Just because marketers are spending a smaller portion of their budgets on Facebook ads, it shouldn't affect their demand for Instagram ads. In Facebook's ad-buying tool, it's basically just another checkbox marketers have to tick if they only want ads to show up on Instagram. Nothing much changes.

Facebook's advertising transition

Investors will be listening and looking for commentary on Instagram's ad business throughout 2019. In particular, investors will want to see commentary on Stories ads.

Facebook's management noted its ads business is transitioning from ads in News Feed to ads in Stories. News Feed ads are well monetized, and marketers know how to maximize their value. Stories ads are still new, and neither Facebook nor marketers have quite figured out how to make them as effective as News Feed ads. As a result, marketers aren't willing to pay as much for Stories ads as News Feed ads...yet.

Instagram Stories is currently Facebook's biggest opportunity for Stories ads. The feature has 400 million daily active users, and it's highly concentrated among teens in the United States. Other Facebook Stories products are more global.

Facebook's fourth-quarter financial report at the end of the month will be investors' next glimpse at the transition to more Instagram and Stories ads. Look for modest growth in average ad price, outpaced by growth in ad impressions -- a pattern Facebook exhibited in its transition to News Feed and mobile ads. Hopefully management is forthcoming with details about Instagram's ad business or particulars about Stories ads.
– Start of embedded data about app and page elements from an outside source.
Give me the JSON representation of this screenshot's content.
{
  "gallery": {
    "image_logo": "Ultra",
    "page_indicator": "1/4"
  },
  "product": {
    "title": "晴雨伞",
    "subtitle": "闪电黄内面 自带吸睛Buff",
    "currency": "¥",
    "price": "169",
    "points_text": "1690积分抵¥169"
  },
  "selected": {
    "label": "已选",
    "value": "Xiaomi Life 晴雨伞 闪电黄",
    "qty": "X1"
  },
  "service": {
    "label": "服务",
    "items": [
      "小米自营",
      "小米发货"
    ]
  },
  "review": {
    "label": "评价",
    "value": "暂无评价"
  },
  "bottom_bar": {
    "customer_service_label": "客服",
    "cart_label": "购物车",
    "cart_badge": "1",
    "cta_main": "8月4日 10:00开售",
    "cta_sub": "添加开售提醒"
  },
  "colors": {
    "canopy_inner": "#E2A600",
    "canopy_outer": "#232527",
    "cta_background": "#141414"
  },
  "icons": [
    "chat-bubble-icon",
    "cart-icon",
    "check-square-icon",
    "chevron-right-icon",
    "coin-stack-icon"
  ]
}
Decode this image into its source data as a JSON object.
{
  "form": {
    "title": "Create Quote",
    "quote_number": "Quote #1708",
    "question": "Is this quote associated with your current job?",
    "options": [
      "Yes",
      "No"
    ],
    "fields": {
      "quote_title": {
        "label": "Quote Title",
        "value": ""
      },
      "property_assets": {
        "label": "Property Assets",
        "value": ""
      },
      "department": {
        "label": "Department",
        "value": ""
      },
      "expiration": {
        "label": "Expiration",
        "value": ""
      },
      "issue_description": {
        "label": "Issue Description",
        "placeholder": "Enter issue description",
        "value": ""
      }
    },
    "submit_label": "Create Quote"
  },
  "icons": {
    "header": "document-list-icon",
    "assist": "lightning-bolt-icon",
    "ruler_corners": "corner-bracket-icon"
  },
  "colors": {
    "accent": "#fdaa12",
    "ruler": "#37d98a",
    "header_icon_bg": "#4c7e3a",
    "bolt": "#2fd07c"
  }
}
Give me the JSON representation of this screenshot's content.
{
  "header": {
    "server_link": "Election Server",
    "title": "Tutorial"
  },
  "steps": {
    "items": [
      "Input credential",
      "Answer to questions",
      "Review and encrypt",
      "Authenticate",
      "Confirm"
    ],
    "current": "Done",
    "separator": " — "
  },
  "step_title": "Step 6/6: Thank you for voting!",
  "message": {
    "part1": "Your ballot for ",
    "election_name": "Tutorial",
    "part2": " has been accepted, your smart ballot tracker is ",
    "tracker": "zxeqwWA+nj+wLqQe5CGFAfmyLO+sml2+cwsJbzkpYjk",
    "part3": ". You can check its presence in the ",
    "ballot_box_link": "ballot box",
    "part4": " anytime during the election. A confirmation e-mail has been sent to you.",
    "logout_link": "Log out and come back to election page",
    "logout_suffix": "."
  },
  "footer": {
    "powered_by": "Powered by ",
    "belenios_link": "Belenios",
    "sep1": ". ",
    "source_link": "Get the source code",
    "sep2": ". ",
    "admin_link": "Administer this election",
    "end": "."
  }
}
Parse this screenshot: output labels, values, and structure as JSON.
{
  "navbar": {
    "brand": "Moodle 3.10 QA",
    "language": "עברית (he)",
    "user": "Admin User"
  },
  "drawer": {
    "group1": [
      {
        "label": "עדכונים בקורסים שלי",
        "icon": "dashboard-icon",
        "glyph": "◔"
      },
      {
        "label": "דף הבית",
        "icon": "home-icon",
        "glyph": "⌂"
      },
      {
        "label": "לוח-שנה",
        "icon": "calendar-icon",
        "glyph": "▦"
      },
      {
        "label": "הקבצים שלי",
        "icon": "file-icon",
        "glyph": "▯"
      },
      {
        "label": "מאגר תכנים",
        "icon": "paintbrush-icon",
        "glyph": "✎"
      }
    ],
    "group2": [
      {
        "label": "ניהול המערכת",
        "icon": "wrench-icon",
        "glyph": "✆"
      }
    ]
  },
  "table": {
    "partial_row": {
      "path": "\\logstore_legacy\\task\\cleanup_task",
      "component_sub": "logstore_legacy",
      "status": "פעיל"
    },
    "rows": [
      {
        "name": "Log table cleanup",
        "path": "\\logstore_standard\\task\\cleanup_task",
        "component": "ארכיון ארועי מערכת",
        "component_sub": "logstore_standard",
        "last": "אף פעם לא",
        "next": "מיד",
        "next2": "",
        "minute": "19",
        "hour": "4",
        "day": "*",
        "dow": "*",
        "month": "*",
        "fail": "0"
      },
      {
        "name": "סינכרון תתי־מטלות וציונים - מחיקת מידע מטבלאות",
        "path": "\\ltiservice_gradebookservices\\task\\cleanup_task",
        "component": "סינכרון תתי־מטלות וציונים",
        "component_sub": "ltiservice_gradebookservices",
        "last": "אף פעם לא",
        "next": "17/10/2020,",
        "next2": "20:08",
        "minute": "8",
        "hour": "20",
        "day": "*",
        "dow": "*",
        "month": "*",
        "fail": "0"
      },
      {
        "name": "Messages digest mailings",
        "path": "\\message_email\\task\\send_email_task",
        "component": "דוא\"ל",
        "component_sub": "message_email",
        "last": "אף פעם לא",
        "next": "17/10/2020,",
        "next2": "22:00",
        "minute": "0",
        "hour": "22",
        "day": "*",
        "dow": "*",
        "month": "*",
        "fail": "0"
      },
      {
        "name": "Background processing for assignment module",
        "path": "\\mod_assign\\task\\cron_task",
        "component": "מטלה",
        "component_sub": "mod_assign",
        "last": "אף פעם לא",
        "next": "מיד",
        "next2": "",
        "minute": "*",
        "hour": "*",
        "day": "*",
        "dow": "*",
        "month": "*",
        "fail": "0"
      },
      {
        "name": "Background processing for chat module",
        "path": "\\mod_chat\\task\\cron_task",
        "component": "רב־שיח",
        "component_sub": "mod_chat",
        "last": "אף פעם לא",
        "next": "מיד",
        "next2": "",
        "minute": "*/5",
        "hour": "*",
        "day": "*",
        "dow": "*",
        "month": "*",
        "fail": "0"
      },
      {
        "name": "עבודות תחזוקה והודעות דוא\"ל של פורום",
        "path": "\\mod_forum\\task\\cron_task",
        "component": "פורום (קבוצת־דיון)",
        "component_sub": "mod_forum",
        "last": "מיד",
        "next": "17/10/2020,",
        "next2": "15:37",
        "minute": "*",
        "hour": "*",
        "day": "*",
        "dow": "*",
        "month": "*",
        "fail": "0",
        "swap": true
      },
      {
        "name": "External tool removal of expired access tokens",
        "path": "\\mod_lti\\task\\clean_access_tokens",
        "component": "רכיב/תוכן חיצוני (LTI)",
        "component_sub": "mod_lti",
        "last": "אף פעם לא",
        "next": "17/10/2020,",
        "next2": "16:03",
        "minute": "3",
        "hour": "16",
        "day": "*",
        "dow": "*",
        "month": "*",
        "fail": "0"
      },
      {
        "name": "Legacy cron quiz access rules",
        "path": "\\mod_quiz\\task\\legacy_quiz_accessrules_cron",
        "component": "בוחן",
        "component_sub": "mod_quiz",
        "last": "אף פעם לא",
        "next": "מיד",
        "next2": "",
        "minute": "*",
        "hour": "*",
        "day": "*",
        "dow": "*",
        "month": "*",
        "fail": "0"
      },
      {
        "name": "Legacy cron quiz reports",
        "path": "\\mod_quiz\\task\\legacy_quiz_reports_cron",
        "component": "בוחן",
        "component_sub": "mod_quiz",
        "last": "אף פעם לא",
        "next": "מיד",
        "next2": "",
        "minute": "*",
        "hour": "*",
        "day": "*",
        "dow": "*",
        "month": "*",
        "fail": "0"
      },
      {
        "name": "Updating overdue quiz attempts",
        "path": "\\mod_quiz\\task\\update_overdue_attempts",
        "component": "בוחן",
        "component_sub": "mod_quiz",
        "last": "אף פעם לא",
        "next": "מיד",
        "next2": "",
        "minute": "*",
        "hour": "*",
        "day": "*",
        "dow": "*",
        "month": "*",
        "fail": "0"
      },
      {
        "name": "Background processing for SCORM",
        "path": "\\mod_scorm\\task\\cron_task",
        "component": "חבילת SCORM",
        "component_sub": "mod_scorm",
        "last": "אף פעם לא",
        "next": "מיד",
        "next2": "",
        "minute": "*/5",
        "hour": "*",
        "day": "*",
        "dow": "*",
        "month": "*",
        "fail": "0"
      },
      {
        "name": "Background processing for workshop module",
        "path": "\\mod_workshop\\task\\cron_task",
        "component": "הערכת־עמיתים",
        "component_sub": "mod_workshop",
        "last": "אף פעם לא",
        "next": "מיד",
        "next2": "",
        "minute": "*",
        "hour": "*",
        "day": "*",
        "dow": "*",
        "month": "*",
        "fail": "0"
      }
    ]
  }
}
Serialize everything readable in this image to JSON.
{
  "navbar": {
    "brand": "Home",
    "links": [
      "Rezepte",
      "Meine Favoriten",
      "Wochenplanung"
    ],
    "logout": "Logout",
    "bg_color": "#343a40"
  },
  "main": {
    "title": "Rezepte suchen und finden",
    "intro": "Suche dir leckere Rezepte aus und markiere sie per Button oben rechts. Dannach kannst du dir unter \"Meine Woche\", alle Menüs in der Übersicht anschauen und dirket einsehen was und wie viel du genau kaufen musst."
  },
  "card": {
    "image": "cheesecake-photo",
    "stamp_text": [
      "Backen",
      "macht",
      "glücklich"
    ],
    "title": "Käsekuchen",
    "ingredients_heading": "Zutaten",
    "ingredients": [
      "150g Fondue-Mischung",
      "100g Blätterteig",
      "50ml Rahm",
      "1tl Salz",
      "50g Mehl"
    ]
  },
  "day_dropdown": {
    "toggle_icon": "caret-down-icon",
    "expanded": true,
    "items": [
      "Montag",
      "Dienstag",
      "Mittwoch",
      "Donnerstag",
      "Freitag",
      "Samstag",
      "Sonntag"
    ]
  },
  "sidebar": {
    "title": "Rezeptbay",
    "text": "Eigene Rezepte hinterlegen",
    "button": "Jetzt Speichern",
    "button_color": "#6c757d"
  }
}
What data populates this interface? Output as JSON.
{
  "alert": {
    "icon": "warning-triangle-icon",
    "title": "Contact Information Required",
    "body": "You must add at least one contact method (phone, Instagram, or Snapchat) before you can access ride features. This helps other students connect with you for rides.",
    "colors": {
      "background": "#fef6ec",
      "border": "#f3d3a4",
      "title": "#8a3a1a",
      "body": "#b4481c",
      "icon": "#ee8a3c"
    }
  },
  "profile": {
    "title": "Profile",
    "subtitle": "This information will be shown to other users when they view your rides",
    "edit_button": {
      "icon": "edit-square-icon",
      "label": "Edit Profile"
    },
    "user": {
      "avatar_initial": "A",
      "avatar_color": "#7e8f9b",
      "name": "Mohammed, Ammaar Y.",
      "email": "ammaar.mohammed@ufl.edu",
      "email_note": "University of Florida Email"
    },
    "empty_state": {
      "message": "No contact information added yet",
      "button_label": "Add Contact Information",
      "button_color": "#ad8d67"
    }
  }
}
Adam Levy owns shares of Facebook. The Motley Fool owns shares of and recommends Facebook and Twitter. The Motley Fool has a disclosure policy.